The company I work for has been experiencing a lot of them lately. I know that some of you may be jealous, and I would like to offer my personal apologies to you, but the rest of us are starting to get stir-crazy.
I'll admit that I'm a fan of naps after my station duties have been taken care of. Even with those few moments of shut-eye, I still get those moments where I just want to do something. The problem is, I'm sometimes too lazy to do something useful and sometimes feel to guilty to do something personally productive. TV usually wins the battle.
I am starting to rethink this though. Every time the idea pops up, I think of Greg Friese at Everyday EMS Tips and his article on dealing with EMS down time. In the article, Greg suggests the following ideas to beat boredom:
1. Read a professional (EMS) magazine.
2. Get some exercise.
3. Go above and beyond with station duties.
4. Read blog posts from your favorite EMT and Paramedic bloggers.
5. Listen to an EMS Podcast.
6. Complete a continuing education lesson (online).
7. Write a post for your own blog.
8. Write and submit an article to a professional magazine
9. Participate in an EMS Social Network.
10. Learn about EMS in other places
All of these suggestions are awesome. I won't lie that I've done quite a few of them myself. I thought that I might add a five of my own to the list, partially because new ideas are always helpful and also because some of us are stuck out on the road without a station nearby to post at. So here we are:
11. Detail your truck. Even when I used to work for a private service that kept me posted out on the road, I would keep a few basic cleaning supplies in one of the truck compartments. You'll be amazed at how far a little degreaser, window cleaner, and leather protector can take you. Shine the wheels, climb up and scrub the bugs off those hard-to-reach places on the top of the truck, get the dash looking pretty, and be able to take pride in your rig!
12. Write in a journal. If you don't have access to the internet or the station computer is just backed up, trying pulling out a notebook and jotting away. Maybe you'll write the draft for your next big EMS blog post, or just talk about how your day is going. If you have kids or will later on, they'll love to know what your day-to-day life was like. The best part about journaling is that it is stress-relieving. (Just try to keep your haikus to yourself!)
13. Get involved in your community. With a supervisor's permission, stop by public places and say hello. Having good public relations with your local hospital and schools can take you a long way. If that isn't an option, try posting your truck at a local park or somewhere that the public sees they can approach you if they need help. Be friendly and get out there!
14. Get familiar with your truck. Have you got a new stair chair or one of those fancy auto-CPR devices but haven't had an "opportunity" to use it yet? Get it out and learn yourself on it. It keeps you fresh in your skills and knowlege and keeps the public from doubting you when you need it the most. It looks good when we don't fumble with our equipment.

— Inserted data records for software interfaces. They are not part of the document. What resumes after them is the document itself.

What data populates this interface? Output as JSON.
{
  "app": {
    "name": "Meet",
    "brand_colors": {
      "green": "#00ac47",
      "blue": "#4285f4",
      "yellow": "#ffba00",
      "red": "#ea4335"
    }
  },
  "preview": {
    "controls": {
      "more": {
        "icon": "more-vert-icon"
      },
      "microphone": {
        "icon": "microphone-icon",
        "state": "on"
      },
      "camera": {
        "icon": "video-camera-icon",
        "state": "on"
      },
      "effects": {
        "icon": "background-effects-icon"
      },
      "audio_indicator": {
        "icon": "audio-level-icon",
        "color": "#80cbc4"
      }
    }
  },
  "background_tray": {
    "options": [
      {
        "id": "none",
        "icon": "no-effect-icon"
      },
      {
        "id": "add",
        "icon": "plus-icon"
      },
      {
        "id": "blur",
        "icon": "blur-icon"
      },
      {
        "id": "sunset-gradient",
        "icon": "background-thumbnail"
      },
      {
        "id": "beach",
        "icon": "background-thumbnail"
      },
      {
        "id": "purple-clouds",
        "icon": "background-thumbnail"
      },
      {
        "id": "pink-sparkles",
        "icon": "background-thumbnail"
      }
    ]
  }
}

15. Get to know your partner. Having a good working relationship with your partner is a good foundation for having smooth EMS runs. Getting to know a little about the person that sits next to your for 12+ hours a day will help you to know what to expect from them when your working a code later on without time to chat. You build that certain flow that you see from the old-timers that have been doing this stuff together since the dawn of time. You don't have to be their best friend, but it would be good to make sure they trust you.
Hopefully, these ideas will help you the next time you wake up from a nap and run out of things to do. As for me, I think I've inspired myself to get out of this chair and go clean something!